Thanks, Ali.


If you are looking for simple,
don’t date a writer. Don’t even
flirt with her. While you are talking,
she is considering
how you might look in a story,
or a poem,
or, possibly, in her bed. She analyzing
the metaphors in your smile,
the conjugated verbs
sprinkled in your laugh,
and the way your hands dance
in the air while you talk –
she is writing a story for those hands.

She will have bad days.
She will break dishes and cry
because failure feels like an adjective
for every incomplete sentence,
even though it’s the wrong part of speech –
her heart is always dangling
over a precipice, thoughts
wandering like a hurricane,
no one can swallow that –
but will you try, anyway?
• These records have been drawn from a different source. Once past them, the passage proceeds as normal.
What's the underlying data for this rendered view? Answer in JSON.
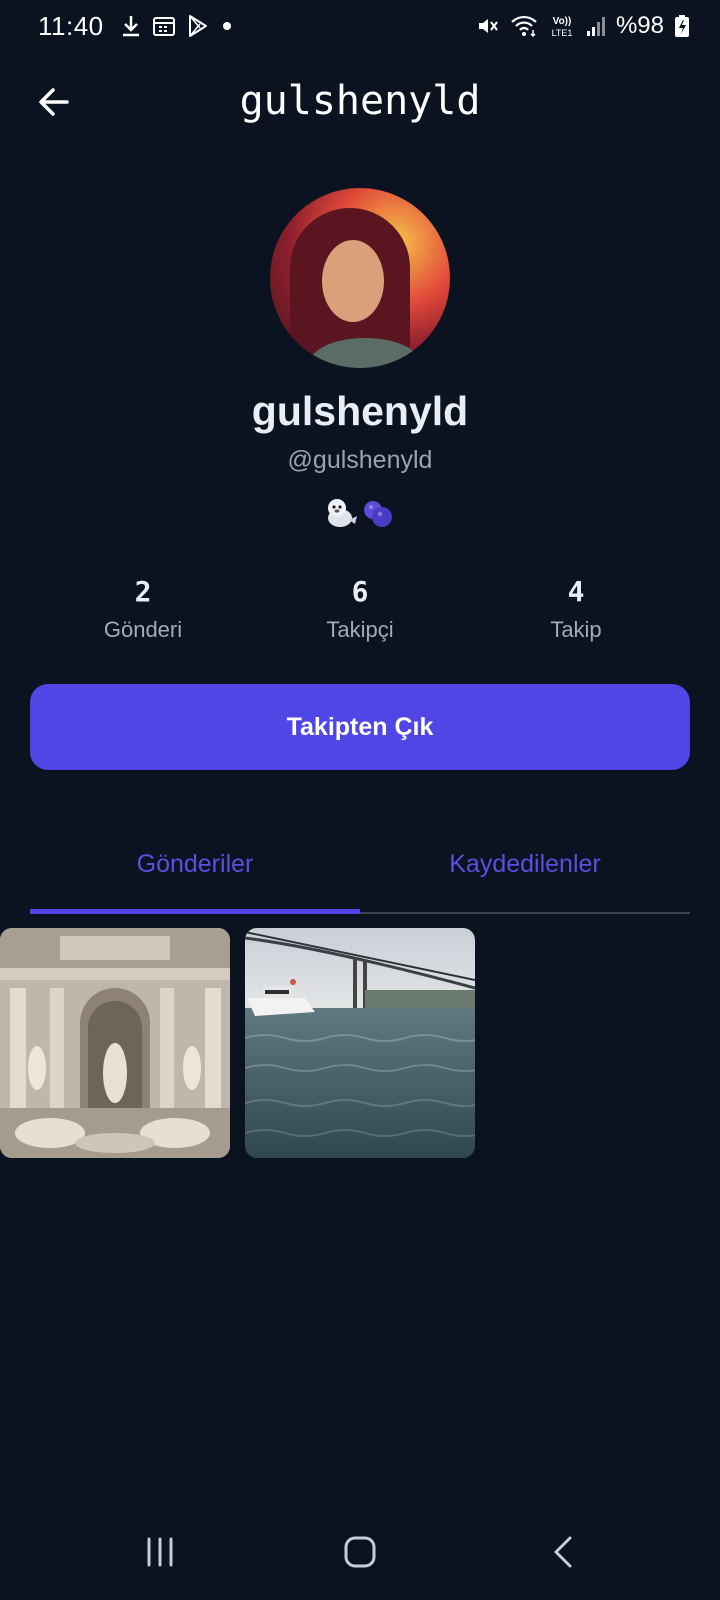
{
  "status_bar": {
    "time": "11:40",
    "battery": "%98",
    "icons": [
      "download-icon",
      "calendar-icon",
      "play-store-icon",
      "dot-icon",
      "mute-icon",
      "wifi-icon",
      "volte-icon",
      "signal-icon",
      "battery-charging-icon"
    ]
  },
  "header": {
    "title": "gulshenyld",
    "back_icon": "arrow-left-icon"
  },
  "profile": {
    "display_name": "gulshenyld",
    "handle": "@gulshenyld",
    "emojis": [
      "seal-emoji",
      "blueberries-emoji"
    ]
  },
  "stats": {
    "posts": {
      "value": "2",
      "label": "Gönderi"
    },
    "followers": {
      "value": "6",
      "label": "Takipçi"
    },
    "following": {
      "value": "4",
      "label": "Takip"
    }
  },
  "unfollow_button": "Takipten Çık",
  "tabs": {
    "posts": "Gönderiler",
    "saved": "Kaydedilenler",
    "active": "posts"
  },
  "posts_grid": {
    "items": [
      "post-trevi-fountain",
      "post-bosphorus-bridge"
    ]
  },
  "colors": {
    "background": "#0b1220",
    "accent": "#4f46e5",
    "tab_text": "#5750e0",
    "muted_text": "#9aa3b4"
  },
  "nav_bar": {
    "icons": [
      "recent-apps-icon",
      "home-icon",
      "back-icon"
    ]
  }
}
If you are looking for simple,
marry a woman who won’t
wake you in the middle of the night,
full of desire and tequila…

View original post 151 more words

Today’s rain arrived as thunderstorms this evening, so I took the opportunity to sit on my porch and enjoy the atmosphere while getting some quiet, intellectual work done (providing a nice balance for the busy festival my friends and I went to this morning). Listening to the rain and Ryan Adams, I got to thinking about seizing the moment in other situations. It’s something I’ve made some major strides in this year.
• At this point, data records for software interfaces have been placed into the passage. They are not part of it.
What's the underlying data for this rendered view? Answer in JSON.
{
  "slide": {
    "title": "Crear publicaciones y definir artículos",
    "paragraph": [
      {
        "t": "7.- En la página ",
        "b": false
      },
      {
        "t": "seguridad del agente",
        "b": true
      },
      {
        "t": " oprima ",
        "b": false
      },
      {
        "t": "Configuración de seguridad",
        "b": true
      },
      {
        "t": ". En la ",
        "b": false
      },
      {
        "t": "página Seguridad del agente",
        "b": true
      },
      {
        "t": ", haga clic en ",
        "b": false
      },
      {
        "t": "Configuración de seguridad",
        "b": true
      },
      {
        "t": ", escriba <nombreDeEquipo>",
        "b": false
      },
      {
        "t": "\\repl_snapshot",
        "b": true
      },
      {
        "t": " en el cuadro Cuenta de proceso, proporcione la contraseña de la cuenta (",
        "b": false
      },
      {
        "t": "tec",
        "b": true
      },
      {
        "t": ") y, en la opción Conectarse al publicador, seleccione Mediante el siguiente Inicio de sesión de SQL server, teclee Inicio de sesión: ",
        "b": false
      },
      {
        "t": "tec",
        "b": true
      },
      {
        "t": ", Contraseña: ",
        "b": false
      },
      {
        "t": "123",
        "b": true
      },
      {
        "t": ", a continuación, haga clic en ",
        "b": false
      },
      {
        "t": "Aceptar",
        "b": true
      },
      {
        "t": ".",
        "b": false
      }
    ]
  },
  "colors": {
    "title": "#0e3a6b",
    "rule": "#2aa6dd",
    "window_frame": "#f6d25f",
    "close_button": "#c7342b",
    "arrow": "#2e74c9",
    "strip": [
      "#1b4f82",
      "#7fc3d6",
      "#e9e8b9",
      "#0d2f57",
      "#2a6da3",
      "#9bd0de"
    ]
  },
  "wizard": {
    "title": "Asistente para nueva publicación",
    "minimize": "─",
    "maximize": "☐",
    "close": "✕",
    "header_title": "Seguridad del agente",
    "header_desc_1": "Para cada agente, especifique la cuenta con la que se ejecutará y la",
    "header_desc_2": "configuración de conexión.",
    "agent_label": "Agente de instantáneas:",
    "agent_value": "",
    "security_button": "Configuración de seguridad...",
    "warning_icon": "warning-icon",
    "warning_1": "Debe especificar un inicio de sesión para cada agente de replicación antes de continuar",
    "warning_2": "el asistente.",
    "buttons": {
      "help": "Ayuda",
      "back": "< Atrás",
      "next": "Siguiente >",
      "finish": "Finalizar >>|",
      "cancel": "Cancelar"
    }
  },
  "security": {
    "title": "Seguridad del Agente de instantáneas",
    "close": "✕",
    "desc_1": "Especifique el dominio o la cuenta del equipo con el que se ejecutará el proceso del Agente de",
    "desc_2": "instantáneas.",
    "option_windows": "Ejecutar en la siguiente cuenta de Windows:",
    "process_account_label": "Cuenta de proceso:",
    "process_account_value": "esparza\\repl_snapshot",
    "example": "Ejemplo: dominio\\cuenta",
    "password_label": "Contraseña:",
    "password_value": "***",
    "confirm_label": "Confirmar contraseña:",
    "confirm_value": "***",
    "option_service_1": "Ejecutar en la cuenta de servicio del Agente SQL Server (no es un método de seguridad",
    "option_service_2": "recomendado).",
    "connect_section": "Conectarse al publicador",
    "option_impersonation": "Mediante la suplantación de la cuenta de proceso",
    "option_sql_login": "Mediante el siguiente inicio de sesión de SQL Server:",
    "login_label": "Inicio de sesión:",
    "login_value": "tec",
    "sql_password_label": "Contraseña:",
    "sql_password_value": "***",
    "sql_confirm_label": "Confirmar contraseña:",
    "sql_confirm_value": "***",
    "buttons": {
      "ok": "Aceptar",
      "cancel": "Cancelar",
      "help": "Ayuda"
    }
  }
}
It’s not exactly easy to like someone, particularly in the early stages when you don’t know if it’s mutual or not. It’s not exactly tough, either, of course—heck, having a crush can even be kinda fun. There’s the buzz of having a good time with another person (which, funny enough, is what tends to prompt that wondering about mutuality), the corresponding sugar-like rush of imagining, What if things go well? Besides the fun of new possibility, there’s the simple enjoyment of well-spent time with somebody, which is worth it in and of itself.

So, I’ve been going ahead and giving it my best shot in those moments that seem to present themselves. Whatever comes of it, I’ll know I was brave and open. In a way, it’s easy; I recently joked to a friend that in a post-J. economy, I don’t have the time or energy to worry about these things—Does he like me, or doesn’t he? I don’t know, but I’m sure I’ll find out at some point, and I’m not going to make myself crazy over it. And I’m not going to spend time worrying about how I don’t remember how these things are supposed to work. It’ll go somewhere, or I’ll get over it. It really is that simple.

What will I do? What I’ve been doing. Send the text message. Offer the invitation. Go to the game with acquaintances and have a good time, get to know them better. Spend time with friends and family who already love me, and be grateful for them. Say yes to the local reporter who asks to interview my best bud and me at the festival. Say yes when the grad program director at my school asks me to talk at new student orientation as a recent grad. Say yes when a very talented artist expresses interest in painting my portrait. Submit my stories and poems to publications and hope for the best. Keep putting energy into the worthwhile things I’m doing. Go out on the limb. Just go for it and hope for the best in everything.